--- PROBLEM TO WORK ON ---
Copy out all the lines in the records that include the word "kcal".

--- RECORD EXCERPTS ---
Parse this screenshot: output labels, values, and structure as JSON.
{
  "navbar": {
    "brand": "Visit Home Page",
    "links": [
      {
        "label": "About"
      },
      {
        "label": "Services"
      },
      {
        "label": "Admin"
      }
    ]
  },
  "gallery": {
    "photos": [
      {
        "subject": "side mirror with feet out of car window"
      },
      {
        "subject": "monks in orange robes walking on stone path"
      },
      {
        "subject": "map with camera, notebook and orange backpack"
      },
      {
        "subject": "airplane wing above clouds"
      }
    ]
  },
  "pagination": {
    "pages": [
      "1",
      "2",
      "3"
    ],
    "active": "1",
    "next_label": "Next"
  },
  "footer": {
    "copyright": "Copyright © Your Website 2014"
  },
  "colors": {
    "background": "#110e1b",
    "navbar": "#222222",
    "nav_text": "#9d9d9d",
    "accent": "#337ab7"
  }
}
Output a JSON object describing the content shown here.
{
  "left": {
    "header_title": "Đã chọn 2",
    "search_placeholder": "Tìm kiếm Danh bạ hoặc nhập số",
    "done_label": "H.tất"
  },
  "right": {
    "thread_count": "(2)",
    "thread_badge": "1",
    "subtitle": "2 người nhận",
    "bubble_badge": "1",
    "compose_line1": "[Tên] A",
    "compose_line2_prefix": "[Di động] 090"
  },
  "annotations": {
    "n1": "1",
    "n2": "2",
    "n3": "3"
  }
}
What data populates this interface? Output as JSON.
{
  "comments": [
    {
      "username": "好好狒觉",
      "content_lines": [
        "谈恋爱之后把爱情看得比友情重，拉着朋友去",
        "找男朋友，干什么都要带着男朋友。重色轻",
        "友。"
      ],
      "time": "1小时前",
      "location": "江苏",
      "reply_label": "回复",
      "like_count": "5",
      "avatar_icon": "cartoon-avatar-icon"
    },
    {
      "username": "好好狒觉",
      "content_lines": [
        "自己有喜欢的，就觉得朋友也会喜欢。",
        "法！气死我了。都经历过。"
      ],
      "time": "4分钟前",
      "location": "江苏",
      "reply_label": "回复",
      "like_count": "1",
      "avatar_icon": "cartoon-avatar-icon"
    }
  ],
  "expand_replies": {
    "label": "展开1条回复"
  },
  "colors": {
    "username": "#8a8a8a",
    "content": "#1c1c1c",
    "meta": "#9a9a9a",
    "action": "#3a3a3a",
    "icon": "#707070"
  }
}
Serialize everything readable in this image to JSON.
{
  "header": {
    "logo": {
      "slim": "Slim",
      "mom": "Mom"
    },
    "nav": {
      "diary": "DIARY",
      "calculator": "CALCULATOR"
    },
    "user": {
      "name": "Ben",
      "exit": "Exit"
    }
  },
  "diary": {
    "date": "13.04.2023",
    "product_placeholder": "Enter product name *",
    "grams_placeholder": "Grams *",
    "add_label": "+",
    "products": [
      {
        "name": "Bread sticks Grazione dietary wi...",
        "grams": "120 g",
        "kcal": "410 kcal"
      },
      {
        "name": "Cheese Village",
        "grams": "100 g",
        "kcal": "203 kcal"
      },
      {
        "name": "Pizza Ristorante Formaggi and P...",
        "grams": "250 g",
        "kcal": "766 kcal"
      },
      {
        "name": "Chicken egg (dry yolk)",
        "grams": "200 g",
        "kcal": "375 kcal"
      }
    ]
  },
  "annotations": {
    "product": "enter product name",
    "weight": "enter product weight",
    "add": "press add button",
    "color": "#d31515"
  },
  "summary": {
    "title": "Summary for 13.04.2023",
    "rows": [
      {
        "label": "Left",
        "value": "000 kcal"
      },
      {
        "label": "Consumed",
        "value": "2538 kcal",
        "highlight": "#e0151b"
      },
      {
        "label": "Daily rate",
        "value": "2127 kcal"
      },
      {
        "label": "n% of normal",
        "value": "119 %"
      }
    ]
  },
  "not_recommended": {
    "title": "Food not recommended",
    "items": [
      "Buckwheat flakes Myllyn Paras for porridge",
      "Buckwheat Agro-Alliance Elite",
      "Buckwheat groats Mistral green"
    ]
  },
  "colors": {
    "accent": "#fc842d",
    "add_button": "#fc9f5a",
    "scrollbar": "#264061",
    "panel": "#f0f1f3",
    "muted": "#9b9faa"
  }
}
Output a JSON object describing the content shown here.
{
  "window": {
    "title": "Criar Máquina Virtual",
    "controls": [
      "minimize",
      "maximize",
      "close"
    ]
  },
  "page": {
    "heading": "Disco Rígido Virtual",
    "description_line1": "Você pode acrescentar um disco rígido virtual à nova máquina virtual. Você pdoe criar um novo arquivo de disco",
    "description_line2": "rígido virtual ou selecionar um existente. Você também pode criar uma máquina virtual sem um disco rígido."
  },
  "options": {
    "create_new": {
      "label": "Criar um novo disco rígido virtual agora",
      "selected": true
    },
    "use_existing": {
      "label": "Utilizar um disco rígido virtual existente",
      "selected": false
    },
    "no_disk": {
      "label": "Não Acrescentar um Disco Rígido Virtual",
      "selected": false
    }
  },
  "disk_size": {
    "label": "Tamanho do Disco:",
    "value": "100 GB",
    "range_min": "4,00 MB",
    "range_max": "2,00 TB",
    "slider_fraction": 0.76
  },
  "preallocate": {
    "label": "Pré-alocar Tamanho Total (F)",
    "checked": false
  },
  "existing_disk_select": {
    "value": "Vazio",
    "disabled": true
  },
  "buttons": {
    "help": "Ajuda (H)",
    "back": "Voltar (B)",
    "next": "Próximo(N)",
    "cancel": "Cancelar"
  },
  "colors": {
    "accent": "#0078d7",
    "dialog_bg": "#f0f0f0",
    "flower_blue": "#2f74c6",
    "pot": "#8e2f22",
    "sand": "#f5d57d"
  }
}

--- EXERCISE SOLUTION ---
        "kcal": "410 kcal"
        "kcal": "203 kcal"
        "kcal": "766 kcal"
        "kcal": "375 kcal"
        "value": "000 kcal"
        "value": "2538 kcal",
        "value": "2127 kcal"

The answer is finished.